This month’s Best of Soul selection features artists from all across the globe. From Italy’s Roberta Gentile to France’s Sania and the UK’s Ione, these spectacular soul artists will take you on the vacation you’ve been longing for.
Bring it On
Compact Disc (CD)
Italy’s Roberta Gentile is heir to the Amy Winehouse legacy. Like Winehouse (and Billie Holiday who came before her), Gentile embodies a sense of world-weary soul that can’t be bought or feigned, but has a somewhat lighter touch. Bring it On draws as much from vintage ‘50s and ‘60s soul as it does from Teddy Pendergrass’ bedroom crooning. Gentile merges self-love with vulnerability on “Until You,” and the tracks “Play Me” and “Never Enough” are stunning tributes to former loves. Gentile’s voice and lyrics offer more and more on each listen. “I can’t be a bird without a song. This is where I belong,” she sings on “Where Do We Go.”
On the album cover for Du Ballet, French singer-songwriter Sania sits on a unicorn against a hazy, starlit lavender background, like a goddess entering into a new world. Singing exclusively in French, her voice is so gorgeous the lyrics require no translation. On Du Ballet, Sania harkens back to the melodic Les Nubians sisters but with a whimsical, lullaby quality that’s hypnotic—even on buoyant tracks like “Abou” and “Love Song.” There are no duds on this special release.
The Tide is Changing is Ione’s debut EP—sort of. The Manchester-based singer-songwriter explains in her liner notes: “The Tide is Changing felt like the perfect name for this EP, as it feels like my first proper EP although it is my third. Calling it The Tide is Changing feels like a commitment to myself and my music. The Tide is Changing because I am changing. And it feels exciting to not know what’s next but to believe it is good.” Like a good deal of the music made and released since the pandemic, Ione focuses on self-love. Embracing a throwback R&B vibe on the titular opener, she sings about beliefs and people who have to be left behind in order to step into the life she’s always dreamed of. On the album’s second track, “Loved by You,” Ione dives into new, higher, expressions of love: “The question is, will fate be on our side? Sweet Baby?” On the strong and heartbreaking, “Run Away,” she concludes that love that leaves you feeling “not good enough” was never love at all.
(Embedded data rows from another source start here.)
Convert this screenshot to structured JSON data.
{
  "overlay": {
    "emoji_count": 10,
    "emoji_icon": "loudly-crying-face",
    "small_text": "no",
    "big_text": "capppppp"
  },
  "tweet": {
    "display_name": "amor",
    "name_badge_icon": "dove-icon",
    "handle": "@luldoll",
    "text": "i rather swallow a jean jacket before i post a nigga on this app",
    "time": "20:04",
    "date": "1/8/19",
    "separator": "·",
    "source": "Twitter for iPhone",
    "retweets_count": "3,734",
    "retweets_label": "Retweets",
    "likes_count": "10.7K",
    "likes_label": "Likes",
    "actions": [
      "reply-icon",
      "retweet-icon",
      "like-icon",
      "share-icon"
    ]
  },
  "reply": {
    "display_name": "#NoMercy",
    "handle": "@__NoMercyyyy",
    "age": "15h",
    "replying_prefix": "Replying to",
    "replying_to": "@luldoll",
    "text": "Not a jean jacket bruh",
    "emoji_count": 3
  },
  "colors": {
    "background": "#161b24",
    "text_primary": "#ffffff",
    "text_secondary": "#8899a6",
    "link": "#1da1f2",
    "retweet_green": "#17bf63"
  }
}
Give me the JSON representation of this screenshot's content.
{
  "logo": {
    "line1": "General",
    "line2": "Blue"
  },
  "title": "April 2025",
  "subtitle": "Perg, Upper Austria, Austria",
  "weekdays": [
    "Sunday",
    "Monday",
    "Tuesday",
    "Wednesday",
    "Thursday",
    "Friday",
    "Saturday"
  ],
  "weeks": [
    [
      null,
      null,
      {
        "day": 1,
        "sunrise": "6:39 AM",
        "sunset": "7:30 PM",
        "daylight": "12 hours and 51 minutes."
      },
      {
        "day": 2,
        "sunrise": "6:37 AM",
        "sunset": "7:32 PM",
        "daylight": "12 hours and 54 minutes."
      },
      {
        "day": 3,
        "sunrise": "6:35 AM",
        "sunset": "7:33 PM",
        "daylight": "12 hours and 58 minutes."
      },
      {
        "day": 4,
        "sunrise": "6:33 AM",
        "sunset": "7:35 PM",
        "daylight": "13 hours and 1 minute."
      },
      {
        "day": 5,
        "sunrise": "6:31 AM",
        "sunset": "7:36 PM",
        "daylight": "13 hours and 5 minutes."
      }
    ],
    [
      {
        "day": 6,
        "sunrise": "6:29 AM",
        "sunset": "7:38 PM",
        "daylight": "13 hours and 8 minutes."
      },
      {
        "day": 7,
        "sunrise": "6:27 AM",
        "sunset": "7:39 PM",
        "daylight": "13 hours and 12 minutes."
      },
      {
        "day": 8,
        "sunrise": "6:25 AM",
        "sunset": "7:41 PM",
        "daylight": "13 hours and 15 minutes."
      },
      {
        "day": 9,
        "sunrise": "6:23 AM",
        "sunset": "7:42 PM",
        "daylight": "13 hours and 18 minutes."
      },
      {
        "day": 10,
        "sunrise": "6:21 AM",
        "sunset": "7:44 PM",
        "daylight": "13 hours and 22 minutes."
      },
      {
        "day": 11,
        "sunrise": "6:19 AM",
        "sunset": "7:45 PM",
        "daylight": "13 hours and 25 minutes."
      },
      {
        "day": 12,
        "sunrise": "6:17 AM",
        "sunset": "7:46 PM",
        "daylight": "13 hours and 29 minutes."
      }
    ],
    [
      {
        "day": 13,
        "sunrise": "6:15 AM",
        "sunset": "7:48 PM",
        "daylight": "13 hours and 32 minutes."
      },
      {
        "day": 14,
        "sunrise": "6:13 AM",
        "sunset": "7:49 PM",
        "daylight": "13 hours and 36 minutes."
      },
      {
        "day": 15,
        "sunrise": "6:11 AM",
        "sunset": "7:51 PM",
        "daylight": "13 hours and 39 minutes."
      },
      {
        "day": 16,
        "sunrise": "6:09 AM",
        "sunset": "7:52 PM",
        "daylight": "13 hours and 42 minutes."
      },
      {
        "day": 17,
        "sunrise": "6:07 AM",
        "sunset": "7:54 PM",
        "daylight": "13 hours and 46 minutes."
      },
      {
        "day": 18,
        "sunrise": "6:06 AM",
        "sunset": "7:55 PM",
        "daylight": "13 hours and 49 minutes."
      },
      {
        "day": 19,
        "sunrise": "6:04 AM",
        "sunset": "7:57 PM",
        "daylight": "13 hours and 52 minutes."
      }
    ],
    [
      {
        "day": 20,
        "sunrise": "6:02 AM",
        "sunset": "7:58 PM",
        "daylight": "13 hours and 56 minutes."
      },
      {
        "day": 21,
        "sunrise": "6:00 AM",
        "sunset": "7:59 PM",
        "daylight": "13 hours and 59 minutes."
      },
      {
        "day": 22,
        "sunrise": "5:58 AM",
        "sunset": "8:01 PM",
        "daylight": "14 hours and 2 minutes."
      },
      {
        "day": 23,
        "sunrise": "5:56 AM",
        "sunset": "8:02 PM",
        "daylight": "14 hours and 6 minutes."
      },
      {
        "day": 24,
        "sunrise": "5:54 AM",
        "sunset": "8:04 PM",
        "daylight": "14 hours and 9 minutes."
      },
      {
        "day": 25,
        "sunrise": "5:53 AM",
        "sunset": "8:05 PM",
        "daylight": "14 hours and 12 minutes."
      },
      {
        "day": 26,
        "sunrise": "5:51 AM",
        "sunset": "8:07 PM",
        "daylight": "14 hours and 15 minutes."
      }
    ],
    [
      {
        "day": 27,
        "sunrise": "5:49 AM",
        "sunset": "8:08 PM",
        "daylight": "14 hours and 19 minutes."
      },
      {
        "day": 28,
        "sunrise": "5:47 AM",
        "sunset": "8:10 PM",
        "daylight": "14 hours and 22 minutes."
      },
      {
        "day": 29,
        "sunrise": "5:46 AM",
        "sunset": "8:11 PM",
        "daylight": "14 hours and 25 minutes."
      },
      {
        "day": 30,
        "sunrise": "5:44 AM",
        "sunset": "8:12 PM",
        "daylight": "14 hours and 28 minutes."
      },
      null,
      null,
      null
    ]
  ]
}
Catch the Wind While It Blows
Combining ‘90s-style folk and indie-country with soul, Dread Fury’s lyrical conviction and bohemian style are powerful. The UK artist shares that the pandemic encouraged him to own his voice: “One thing I’ve realized is that these strange times tend to spur people into action. I’m no different,” he says. The album is a companion piece to a novella he’s been working on for over a decade. It’s that storytelling embedded into each song that makes this album shine.
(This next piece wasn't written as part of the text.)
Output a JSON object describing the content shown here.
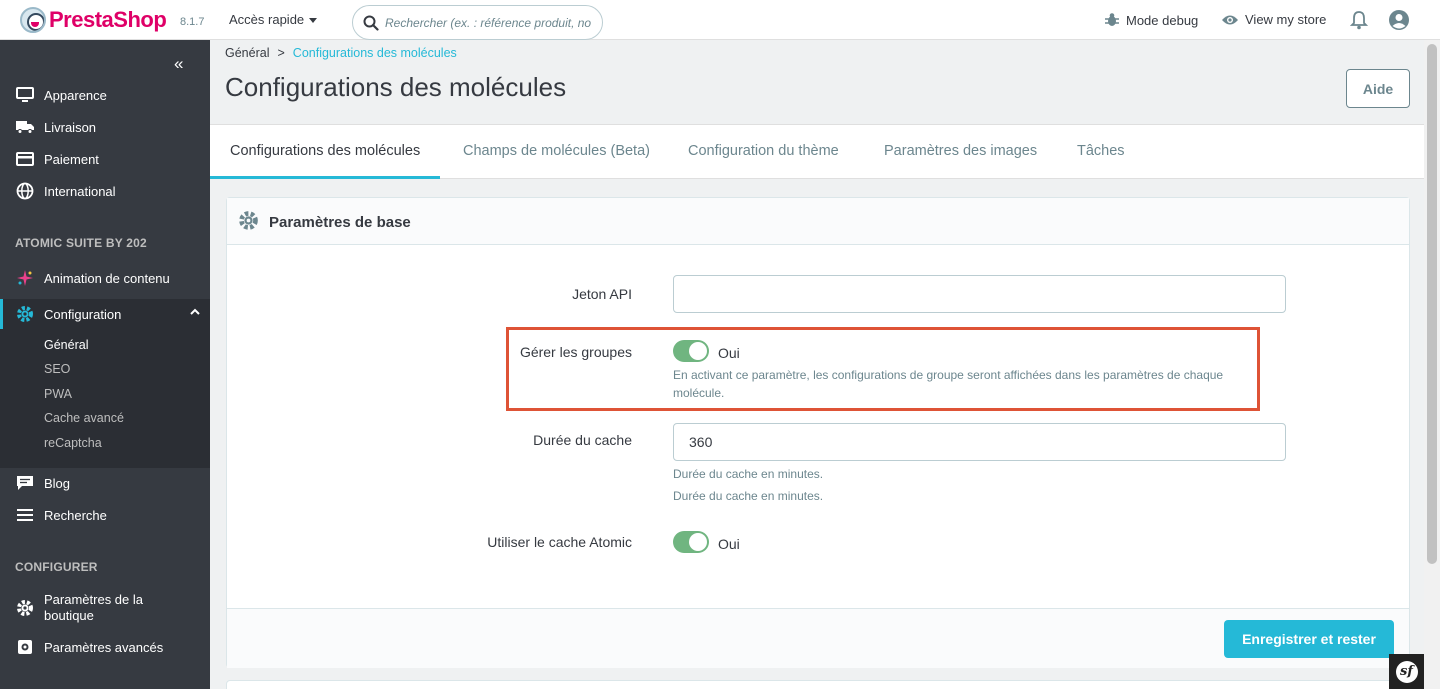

“Let Sun Ra tell it: the wisdom of the past is the light of the past; the light which is to be the wisdom of the future; the light of the future casts the shadows of tomorrow,” is how Detroit producer The Lasso introduces his latest release 2121. Featuring a plethora of dynamic voices like A. Billi Free and Rachele Eve, the album feels pulsating and alive. It features blunt truths (“No Illusions”), and reveals fears that the pandemic made us not only see reality more intensely but feel it that way too (“New Bud”).
Hello Human, Vol. 1
Carmen Rodgers’ self-titled release is sophisticated and elegant. On “No Good” she asserts: “This is who I am. Take it or leave it!” Hello Human, Vol. 1, is an appetizer-size EP that really captures the vibe of 2020 into 2021. On “Changes,” Rodgers sings, “Coming undone/ Had never really found love / Stuck in a rut / Did not know I’d get out of.” She explores love in all its aspects—love that comes at the wrong time but feels too right to ignore (“Catching Feelings”), love that helps you see yourself clearer (“Again and Again”), and love worth taking a risk for (“Say So”). If 2020 taught us anything it’s that we regret the fears we allow to hold us back and the risks we never had the faith to take. Thankfully, Rodgers gently reminds us that “It’s OK to say I want more.”